Clipper Online Editor
BOUNTIFUL – The air quality for several communities on or near the Wasatch Front are among the worst in the nation, according to the EPA.
On Sunday, the Salt Lake/Davis area was one of five other Utah communities listed as the absolute worst air quality in the country, according to the EPA.
By Monday, Utah's air improved, but 6 of the 24 communities listed under the Air Quality Index (AQI) “action days” (worst air) in the country were on or near the Wasatch Front (including Logan, Brigham City and Tooele).
The EPA website also predicted that most of the same areas of Utah would top the list again by Tuesday.
Utah Department of Environmental Quality spokesperson Donna Spangler told The Clipper that Utah's air quality is problematic, due to the persistent inversions in the state.
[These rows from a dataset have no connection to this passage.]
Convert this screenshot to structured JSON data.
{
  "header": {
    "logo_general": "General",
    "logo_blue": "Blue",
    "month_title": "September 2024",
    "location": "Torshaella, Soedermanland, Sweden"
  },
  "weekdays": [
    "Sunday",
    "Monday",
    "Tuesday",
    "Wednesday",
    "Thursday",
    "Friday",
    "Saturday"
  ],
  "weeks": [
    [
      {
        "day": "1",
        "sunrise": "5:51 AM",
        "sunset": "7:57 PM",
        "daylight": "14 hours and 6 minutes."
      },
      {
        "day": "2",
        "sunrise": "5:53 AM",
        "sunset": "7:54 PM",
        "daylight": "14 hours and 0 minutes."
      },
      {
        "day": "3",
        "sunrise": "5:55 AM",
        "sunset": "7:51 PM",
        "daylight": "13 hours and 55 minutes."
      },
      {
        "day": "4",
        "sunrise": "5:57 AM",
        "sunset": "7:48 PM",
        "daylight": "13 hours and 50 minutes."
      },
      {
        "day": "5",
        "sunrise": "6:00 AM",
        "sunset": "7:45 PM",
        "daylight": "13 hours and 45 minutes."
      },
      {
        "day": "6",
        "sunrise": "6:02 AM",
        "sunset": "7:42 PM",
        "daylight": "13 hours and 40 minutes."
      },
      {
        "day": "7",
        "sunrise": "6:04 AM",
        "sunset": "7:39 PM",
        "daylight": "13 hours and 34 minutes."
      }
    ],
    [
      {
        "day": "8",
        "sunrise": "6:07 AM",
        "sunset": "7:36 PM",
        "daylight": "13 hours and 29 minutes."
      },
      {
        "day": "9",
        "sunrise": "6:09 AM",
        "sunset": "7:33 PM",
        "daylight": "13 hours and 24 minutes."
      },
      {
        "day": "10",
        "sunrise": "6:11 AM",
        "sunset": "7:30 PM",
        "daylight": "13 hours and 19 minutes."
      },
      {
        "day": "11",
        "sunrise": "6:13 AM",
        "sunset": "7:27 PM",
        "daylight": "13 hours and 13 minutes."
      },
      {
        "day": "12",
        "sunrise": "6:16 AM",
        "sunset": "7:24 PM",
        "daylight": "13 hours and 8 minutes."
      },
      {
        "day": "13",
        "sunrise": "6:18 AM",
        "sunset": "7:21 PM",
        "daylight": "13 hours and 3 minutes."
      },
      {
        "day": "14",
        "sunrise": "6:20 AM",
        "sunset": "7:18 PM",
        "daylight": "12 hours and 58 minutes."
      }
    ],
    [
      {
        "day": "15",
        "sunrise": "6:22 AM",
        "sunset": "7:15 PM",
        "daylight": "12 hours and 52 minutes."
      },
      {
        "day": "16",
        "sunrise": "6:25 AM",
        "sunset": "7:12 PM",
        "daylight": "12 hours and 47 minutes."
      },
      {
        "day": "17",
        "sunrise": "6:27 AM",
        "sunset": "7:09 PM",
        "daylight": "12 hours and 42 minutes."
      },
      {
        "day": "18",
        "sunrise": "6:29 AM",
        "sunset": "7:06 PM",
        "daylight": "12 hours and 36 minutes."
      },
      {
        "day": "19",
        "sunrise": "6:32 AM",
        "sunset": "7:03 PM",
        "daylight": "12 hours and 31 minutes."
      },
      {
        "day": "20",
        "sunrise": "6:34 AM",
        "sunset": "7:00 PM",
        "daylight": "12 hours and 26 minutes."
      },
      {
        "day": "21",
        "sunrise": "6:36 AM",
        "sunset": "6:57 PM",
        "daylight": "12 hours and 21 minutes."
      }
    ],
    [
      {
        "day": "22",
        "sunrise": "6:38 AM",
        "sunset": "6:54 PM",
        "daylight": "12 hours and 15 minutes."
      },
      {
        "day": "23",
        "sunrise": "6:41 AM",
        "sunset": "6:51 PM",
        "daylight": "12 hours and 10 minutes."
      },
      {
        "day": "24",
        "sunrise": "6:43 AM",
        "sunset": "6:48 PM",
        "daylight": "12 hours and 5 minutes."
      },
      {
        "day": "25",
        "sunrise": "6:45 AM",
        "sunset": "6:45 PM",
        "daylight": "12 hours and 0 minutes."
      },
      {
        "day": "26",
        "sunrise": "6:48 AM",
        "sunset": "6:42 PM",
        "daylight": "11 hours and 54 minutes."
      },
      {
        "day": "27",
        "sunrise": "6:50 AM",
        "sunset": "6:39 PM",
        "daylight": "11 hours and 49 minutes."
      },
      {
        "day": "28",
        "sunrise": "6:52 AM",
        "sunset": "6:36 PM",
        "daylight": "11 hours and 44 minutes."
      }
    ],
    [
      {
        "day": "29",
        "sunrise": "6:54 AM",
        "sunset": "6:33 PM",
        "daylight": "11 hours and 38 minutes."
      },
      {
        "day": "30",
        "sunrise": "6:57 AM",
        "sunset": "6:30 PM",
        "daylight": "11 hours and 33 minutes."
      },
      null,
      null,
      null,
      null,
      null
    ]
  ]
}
Inversion occurs when snow stays on the ground and makes the lower atmosphere cooler than at higher elevations.
Spangler said 56 percent of the pollutants in Utah's air come from vehicles, while another 33 percent comes from homes and small businesses. Industrial pollutants comprise only 11 percent of Utah's bad air, according to Spangler.
What can be done?
Spangler says the only immediate solution is a good storm front, which is expected to happen late Wednesday night and Thursday morning. Such weather events usually provide fleeting relief, while dropping more snow, thus making the ground even cooler.
According to Spangler, the only thing that can help “clear the air” of pollutants is for drivers to control themselves. Carpools, less idling, lower speeds and use of public transportation are the best way to keep Utah's AQI a little more healthy, even if the inversions persist.
Spangler said the DEQ can encourage drivers, but unless motorists limit their time on the road, there's not much more the state can do.
“People are frustrated, and rightfully so,” said Spangler. “I wish we had more control.”